Last Updated May 6, 2010 1:00 PM EDT
Eddie Lampert, the reclusive millionaire hedge fund investor that lords over Sears and Kmart (SHLD), predicts that in five years his company is going to be "unrecognizable" to decades-long loyalists. But as his management strategy to get there continues to go off in all directions, it's hard to imagine how it can have a positive effect on Sears bottom line.
My BNET colleague Mike Duff has documented some of Lampert's contradictory moves lately, most notably with a simultaneous effort to grow and shrink stores -â€" while failing to refurbish, or at least clean up, the shabbier outlets.
Now a recent initiative to remake apparel is underway. That includes opening a new design office in San Francisco with former Kmart honcho John Goodman at the helm and hiring a whole new crop of minions tasked with bringing tired proprietary brands back to chic.
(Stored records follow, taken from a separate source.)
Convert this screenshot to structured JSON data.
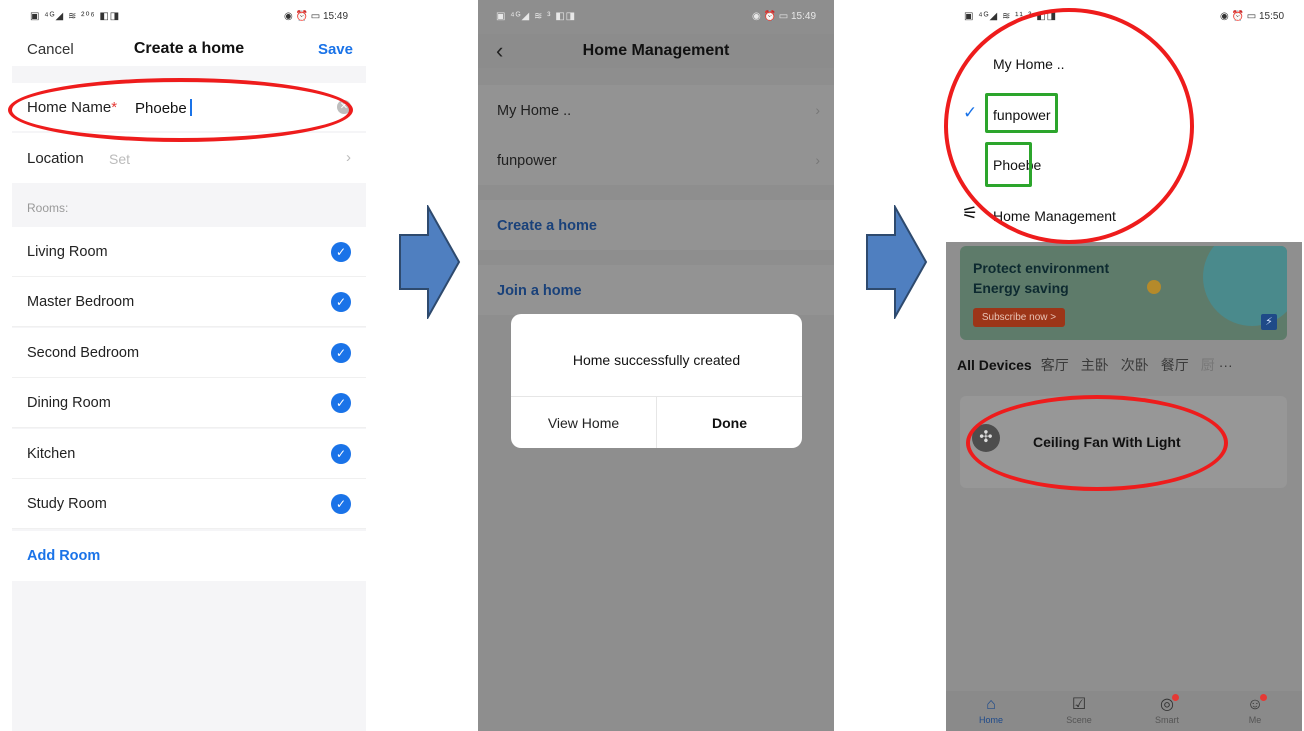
{
  "phone1": {
    "status_left": "▣ ⁴ᴳ◢ ≋ ²⁰⁶ ◧◨",
    "status_right": "◉ ⏰ ▭ 15:49",
    "nav": {
      "cancel": "Cancel",
      "title": "Create a home",
      "save": "Save"
    },
    "home_name": {
      "label": "Home Name",
      "required_mark": "*",
      "value": "Phoebe"
    },
    "location": {
      "label": "Location",
      "value": "Set"
    },
    "rooms_header": "Rooms:",
    "rooms": [
      {
        "name": "Living Room",
        "checked": true
      },
      {
        "name": "Master Bedroom",
        "checked": true
      },
      {
        "name": "Second Bedroom",
        "checked": true
      },
      {
        "name": "Dining Room",
        "checked": true
      },
      {
        "name": "Kitchen",
        "checked": true
      },
      {
        "name": "Study Room",
        "checked": true
      }
    ],
    "add_room": "Add Room"
  },
  "phone2": {
    "status_left": "▣ ⁴ᴳ◢ ≋ ³ ◧◨",
    "status_right": "◉ ⏰ ▭ 15:49",
    "title": "Home Management",
    "homes": [
      "My Home ..",
      "funpower"
    ],
    "create": "Create a home",
    "join": "Join a home",
    "dialog": {
      "message": "Home successfully created",
      "view": "View Home",
      "done": "Done"
    }
  },
  "phone3": {
    "status_left": "▣ ⁴ᴳ◢ ≋ ¹¹·³ ◧◨",
    "status_right": "◉ ⏰ ▭ 15:50",
    "dropdown": {
      "items": [
        "My Home ..",
        "funpower",
        "Phoebe"
      ],
      "selected": "funpower",
      "management": "Home Management"
    },
    "banner": {
      "line1": "Protect environment",
      "line2": "Energy saving",
      "button": "Subscribe now >"
    },
    "tabs": [
      "All Devices",
      "客厅",
      "主卧",
      "次卧",
      "餐厅",
      "厨",
      "···"
    ],
    "device": "Ceiling Fan With Light",
    "bottom_nav": [
      "Home",
      "Scene",
      "Smart",
      "Me"
    ]
  },
  "colors": {
    "accent": "#1a73e8",
    "highlight_red": "#ee1c1c",
    "highlight_green": "#2ca52c",
    "arrow": "#4f7fc0"
  }
}
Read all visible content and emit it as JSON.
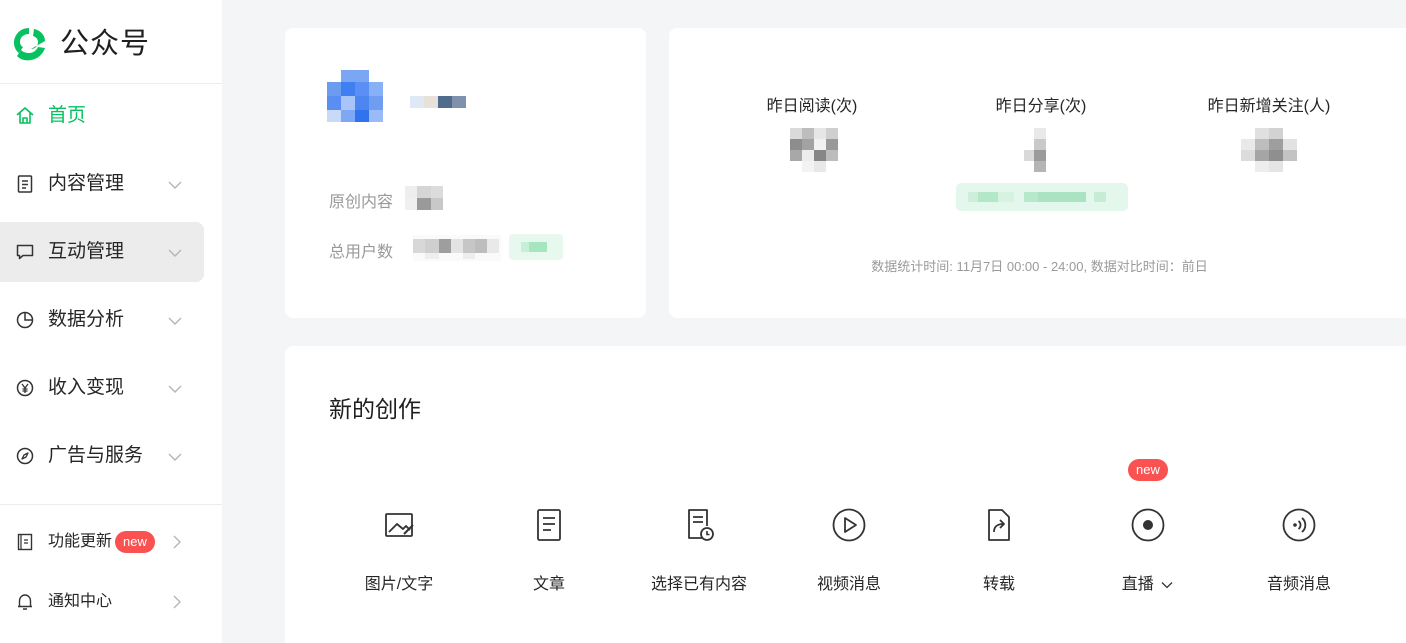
{
  "app": {
    "title": "公众号"
  },
  "sidebar": {
    "items": [
      {
        "label": "首页",
        "icon": "home-icon",
        "active": true
      },
      {
        "label": "内容管理",
        "icon": "document-icon"
      },
      {
        "label": "互动管理",
        "icon": "chat-icon"
      },
      {
        "label": "数据分析",
        "icon": "pie-chart-icon"
      },
      {
        "label": "收入变现",
        "icon": "yen-icon"
      },
      {
        "label": "广告与服务",
        "icon": "compass-icon"
      }
    ],
    "bottom": [
      {
        "label": "功能更新",
        "badge": "new",
        "icon": "update-book-icon"
      },
      {
        "label": "通知中心",
        "icon": "bell-icon"
      }
    ]
  },
  "profile": {
    "original_label": "原创内容",
    "users_label": "总用户数"
  },
  "stats": {
    "read_label": "昨日阅读(次)",
    "share_label": "昨日分享(次)",
    "follow_label": "昨日新增关注(人)",
    "footnote": "数据统计时间: 11月7日 00:00 - 24:00, 数据对比时间：前日"
  },
  "create": {
    "title": "新的创作",
    "tools": [
      {
        "label": "图片/文字",
        "icon": "image-text-icon"
      },
      {
        "label": "文章",
        "icon": "article-icon"
      },
      {
        "label": "选择已有内容",
        "icon": "existing-content-icon"
      },
      {
        "label": "视频消息",
        "icon": "video-play-icon"
      },
      {
        "label": "转载",
        "icon": "repost-icon"
      },
      {
        "label": "直播",
        "icon": "live-icon",
        "badge": "new",
        "has_dropdown": true
      },
      {
        "label": "音频消息",
        "icon": "audio-icon"
      }
    ]
  },
  "colors": {
    "brand": "#07c160",
    "badge": "#fa5151"
  }
}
Sound familiar? That's because this move echoes a similar one in 2006 when Sears opened a design office in lower Manhattan. And it's not like the company hasn't hit its "softer side" hard in other years past. After the installation (and quick dispatch) of former Macy's (M) exec Kathy Bufano in 2002 to head up a similar effort to beef up its style cred, Sears has limped along in the fashion category.
Lampert's no doubt buoyed by the recent props showered on a new Lands' End brand called Canvas aimed at a younger style-savvy consumer. He's also feeling good about Kmart's gains in apparel (really? With comps up only 3.2 percent after a dismal 2009? Tut, tut).
What's also caught Lampert's eye is the Web. Touting the Internet as a key component to the future of Sears, Lampert walked shareholders through Kmart's MyGofer pick up service designed to lure a new mobile customer to his stores. That's in addition to the under-the-radar Marketplace at Sears.com that launched earlier this year, which is reported to carry 10 million products, most from third party vendors. This smacks of a move to compete with Amazon (AMZN), although Lampert is simply billing it as a way to "overwhelm" customers with choices and "not wake up some day and find we missed the big trick."
There's one possible positive about Lampert's scatter-shot strategy: if he fires off that many initiatives simultaneously, he may just sink one in the corner pocket.
Image via Flickr user INTVGene CC 2.0